Coping with Loss

Every so often, I will receive counselling inquiries from people who recently lost a loved one.  These individuals want help to deal with the overwhelming experience of grief and loss. Although our society understands that it is difficult to lose a loved one, people coping with loss still have to face many barriers on their path to healing.

At age 14, losing my father to cancer was devastating. I felt alone and did not know how to seek support. The only resource I knew of was a professional who worked in palliative care. Now, over twenty years later, grief support is only a click away on the internet. Numerous organizations are devoted to helping people of all ages cope during this deeply vulnerable time. However, many of us do not reach out for such help because we live under a perception that it is a sign of weakness.

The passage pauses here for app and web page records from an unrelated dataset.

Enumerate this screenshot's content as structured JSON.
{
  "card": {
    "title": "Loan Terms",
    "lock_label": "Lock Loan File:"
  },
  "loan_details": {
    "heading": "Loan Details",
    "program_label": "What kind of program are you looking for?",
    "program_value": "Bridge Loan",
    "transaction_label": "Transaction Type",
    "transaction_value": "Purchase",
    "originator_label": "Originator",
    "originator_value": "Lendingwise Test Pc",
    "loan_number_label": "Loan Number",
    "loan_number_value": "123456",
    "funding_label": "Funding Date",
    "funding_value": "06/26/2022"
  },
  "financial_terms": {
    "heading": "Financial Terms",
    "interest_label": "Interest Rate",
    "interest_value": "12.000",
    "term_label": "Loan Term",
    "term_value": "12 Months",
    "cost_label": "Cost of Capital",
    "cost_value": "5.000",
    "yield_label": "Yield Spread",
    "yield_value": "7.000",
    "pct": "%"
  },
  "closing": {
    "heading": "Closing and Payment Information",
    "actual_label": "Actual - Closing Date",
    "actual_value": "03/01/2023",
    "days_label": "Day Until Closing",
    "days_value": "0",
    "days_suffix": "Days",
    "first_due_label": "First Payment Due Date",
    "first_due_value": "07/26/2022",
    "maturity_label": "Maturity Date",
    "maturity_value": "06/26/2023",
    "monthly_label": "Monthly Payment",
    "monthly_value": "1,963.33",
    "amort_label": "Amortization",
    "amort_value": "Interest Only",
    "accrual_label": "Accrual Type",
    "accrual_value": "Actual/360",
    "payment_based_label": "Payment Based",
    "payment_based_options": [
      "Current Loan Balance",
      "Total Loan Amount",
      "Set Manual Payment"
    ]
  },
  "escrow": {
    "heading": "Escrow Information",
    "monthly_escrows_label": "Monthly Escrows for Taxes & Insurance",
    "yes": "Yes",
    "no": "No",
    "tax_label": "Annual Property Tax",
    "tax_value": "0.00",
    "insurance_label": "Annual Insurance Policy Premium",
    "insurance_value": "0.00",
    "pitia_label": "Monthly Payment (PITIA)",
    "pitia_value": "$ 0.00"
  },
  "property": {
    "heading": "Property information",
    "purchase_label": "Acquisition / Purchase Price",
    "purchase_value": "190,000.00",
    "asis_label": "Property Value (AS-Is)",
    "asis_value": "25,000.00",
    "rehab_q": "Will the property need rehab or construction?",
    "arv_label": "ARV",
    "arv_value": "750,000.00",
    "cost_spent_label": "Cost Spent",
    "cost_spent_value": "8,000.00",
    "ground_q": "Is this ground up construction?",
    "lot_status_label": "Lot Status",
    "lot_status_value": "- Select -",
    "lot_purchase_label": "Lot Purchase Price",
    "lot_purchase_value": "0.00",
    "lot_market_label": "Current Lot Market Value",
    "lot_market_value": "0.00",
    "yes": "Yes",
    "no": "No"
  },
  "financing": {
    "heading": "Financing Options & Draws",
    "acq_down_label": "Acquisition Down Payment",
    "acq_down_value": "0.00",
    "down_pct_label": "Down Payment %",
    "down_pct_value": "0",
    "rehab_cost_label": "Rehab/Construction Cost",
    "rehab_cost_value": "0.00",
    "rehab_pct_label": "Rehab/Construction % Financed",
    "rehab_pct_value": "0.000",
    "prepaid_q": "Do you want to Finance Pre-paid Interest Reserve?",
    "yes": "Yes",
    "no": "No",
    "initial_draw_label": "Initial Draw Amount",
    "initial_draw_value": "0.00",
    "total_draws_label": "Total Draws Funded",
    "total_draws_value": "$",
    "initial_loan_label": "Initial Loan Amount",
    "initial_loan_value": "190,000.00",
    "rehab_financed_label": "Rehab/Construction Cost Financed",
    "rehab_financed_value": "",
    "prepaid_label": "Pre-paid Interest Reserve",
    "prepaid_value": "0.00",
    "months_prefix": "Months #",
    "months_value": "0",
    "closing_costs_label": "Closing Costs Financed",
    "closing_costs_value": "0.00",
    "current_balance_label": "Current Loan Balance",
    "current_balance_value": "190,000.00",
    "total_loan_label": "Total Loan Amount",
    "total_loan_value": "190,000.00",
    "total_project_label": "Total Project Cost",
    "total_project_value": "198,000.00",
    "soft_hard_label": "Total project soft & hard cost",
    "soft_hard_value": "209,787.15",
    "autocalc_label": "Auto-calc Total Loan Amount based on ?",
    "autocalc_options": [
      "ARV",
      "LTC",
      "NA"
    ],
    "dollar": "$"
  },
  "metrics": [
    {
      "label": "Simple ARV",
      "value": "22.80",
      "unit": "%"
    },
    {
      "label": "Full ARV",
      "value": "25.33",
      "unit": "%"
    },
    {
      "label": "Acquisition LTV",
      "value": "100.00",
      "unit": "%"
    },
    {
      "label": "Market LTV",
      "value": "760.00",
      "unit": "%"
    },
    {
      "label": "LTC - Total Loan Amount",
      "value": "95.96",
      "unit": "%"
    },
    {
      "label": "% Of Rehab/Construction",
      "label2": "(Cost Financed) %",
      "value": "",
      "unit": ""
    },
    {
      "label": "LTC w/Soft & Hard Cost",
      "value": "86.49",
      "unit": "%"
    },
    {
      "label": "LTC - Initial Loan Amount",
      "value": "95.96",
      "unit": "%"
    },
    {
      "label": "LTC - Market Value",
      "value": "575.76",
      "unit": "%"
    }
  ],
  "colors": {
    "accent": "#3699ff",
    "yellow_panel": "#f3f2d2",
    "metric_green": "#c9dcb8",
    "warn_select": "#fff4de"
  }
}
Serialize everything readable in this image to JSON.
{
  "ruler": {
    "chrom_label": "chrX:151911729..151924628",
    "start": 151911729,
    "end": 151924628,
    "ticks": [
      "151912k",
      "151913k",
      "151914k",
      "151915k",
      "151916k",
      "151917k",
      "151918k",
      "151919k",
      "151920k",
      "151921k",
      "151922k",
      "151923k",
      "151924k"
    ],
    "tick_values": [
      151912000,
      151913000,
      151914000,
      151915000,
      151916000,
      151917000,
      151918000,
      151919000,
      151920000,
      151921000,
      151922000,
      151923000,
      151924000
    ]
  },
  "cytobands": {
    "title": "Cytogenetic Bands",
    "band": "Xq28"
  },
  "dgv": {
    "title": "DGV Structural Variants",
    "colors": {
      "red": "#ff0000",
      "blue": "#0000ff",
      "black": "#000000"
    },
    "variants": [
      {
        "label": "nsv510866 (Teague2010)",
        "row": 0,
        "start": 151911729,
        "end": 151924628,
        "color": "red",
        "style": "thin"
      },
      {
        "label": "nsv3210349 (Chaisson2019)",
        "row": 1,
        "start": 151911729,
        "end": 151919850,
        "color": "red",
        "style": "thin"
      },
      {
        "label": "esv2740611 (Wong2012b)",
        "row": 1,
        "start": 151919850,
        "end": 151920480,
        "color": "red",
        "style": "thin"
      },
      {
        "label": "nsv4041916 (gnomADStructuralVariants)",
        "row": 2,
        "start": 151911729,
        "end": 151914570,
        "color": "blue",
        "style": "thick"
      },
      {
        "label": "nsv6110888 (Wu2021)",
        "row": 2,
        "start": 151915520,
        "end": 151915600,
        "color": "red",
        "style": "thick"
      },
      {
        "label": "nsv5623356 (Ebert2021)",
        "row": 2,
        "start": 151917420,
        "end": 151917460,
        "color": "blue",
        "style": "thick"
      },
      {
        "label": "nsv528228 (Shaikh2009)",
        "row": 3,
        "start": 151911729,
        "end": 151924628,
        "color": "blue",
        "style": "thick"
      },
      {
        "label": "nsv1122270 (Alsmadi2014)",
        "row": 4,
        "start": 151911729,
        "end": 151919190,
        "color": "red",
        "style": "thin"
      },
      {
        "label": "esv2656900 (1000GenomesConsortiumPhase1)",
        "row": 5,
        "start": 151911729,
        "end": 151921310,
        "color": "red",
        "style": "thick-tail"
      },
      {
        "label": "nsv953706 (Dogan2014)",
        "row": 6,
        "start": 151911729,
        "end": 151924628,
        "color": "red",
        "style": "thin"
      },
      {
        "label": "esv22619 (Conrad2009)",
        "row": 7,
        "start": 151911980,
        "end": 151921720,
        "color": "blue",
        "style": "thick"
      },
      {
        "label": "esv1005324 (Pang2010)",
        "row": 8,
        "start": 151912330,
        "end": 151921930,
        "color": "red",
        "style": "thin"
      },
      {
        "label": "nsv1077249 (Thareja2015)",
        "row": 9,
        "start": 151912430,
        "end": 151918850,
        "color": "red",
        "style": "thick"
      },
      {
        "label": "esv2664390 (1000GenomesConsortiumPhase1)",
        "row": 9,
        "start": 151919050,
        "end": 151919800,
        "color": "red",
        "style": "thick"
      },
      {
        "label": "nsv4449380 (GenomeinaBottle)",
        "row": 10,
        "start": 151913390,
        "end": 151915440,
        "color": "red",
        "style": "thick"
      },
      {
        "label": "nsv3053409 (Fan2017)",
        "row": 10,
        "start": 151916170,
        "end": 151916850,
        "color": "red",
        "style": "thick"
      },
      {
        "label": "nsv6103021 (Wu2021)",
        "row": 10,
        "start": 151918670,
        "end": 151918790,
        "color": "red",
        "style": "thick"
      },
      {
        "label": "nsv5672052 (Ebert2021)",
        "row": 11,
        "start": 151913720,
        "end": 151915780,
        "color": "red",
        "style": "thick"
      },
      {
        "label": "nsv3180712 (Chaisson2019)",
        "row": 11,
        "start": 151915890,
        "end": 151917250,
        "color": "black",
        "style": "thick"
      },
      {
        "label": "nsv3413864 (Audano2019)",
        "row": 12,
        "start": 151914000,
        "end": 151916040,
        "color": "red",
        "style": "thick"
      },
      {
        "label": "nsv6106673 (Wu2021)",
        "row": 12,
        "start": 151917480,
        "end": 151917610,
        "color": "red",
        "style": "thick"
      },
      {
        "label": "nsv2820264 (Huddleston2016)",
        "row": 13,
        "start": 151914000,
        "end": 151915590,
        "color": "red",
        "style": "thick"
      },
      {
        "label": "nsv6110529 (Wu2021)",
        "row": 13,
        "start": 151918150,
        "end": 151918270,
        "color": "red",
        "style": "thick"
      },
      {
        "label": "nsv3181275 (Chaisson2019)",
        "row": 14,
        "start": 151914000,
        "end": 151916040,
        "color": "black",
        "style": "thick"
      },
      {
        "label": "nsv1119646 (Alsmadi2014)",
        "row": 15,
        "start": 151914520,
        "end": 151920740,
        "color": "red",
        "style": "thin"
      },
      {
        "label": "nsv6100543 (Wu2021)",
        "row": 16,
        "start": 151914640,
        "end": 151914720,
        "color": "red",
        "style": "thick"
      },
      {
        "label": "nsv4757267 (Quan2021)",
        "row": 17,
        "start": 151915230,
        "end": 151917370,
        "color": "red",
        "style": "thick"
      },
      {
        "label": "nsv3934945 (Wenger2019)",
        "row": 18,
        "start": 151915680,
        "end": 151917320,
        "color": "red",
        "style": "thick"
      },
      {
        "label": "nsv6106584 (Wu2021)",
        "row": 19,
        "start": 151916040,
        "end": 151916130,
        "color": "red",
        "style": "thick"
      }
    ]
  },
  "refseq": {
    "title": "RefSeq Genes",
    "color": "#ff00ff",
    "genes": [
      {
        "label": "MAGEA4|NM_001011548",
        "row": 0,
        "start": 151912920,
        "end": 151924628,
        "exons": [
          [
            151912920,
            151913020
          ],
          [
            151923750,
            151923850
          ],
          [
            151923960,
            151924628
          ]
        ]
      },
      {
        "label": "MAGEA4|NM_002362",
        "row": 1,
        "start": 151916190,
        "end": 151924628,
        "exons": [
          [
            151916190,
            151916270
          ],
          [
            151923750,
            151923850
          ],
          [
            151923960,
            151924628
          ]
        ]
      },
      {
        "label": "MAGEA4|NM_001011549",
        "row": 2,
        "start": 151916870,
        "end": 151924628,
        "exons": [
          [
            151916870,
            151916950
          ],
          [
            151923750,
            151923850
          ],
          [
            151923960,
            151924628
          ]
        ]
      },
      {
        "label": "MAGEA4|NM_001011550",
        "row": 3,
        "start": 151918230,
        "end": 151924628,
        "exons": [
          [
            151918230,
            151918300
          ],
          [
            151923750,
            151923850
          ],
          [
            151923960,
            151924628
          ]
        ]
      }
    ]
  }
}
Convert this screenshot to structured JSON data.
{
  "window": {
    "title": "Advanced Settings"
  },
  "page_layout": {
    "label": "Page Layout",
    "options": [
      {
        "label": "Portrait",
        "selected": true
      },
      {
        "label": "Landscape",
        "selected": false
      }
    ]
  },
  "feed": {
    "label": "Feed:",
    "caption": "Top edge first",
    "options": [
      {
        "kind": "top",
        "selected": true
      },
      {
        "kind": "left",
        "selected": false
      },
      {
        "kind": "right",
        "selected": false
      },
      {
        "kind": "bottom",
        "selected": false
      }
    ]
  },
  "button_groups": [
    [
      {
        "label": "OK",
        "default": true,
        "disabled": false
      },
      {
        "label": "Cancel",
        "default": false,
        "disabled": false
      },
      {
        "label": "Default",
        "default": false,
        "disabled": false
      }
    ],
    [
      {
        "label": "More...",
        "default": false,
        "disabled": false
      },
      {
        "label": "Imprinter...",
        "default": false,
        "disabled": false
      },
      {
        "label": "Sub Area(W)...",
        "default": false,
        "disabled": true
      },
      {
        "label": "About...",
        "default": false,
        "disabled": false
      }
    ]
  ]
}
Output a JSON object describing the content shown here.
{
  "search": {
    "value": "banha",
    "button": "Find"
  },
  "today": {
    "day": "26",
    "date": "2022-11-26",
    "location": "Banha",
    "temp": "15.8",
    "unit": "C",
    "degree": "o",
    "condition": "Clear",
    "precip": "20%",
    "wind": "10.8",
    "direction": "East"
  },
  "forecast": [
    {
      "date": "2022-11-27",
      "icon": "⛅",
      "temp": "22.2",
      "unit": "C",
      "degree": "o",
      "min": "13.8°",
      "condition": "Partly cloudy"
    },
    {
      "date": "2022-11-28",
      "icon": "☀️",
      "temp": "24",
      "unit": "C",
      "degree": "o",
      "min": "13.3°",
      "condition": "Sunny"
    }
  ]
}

Although more than twenty years have passed since my father died, I notice not much has changed in the general attitude toward death and loss. Too many people are still afraid to talk about this topic or even acknowledge that it happens. For those who are grieving, such behaviours from friends and family could result in feelings of rejection, hurt, and loneliness; grief is already a lonely experience as it is. Some places of employment have begun to recognize that the emotional effects of grief can affect work performance, and have taken proactive strategies to help their employees through employee assistance plans, peer support programs, extended health care coverage, and short term disability leaves. I hope that, one day soon, the majority of workplaces will follow suit.

Thanks to research and the courageous people who share their personal stories, we now know that pushing feelings away and ignoring distress does not help. The key to successful coping and healing is talking, listening, caring and connecting. It is about recognizing that each and every person’s experience with loss is unique. It is about respecting people’s suffering and not telling them how they should feel. It is about using patience and compassion, and not expecting people to “get over it” after a certain period of time. Grief simply does not work that way.

When the wave of grief comes, we need to ride it, no matter how painful or hard it is, because we know it will eventually calm down. And when it does calm down, we can be proud of how much courage it took for us to come face to face with it.

Some grief resources to consider: – Bereaved Families of York Region – Seasons Centre for Grieving Children Hospice Simcoe (Barrie) – Doane House Hospice (Newmarket) - Hospice Georgina (Sutton)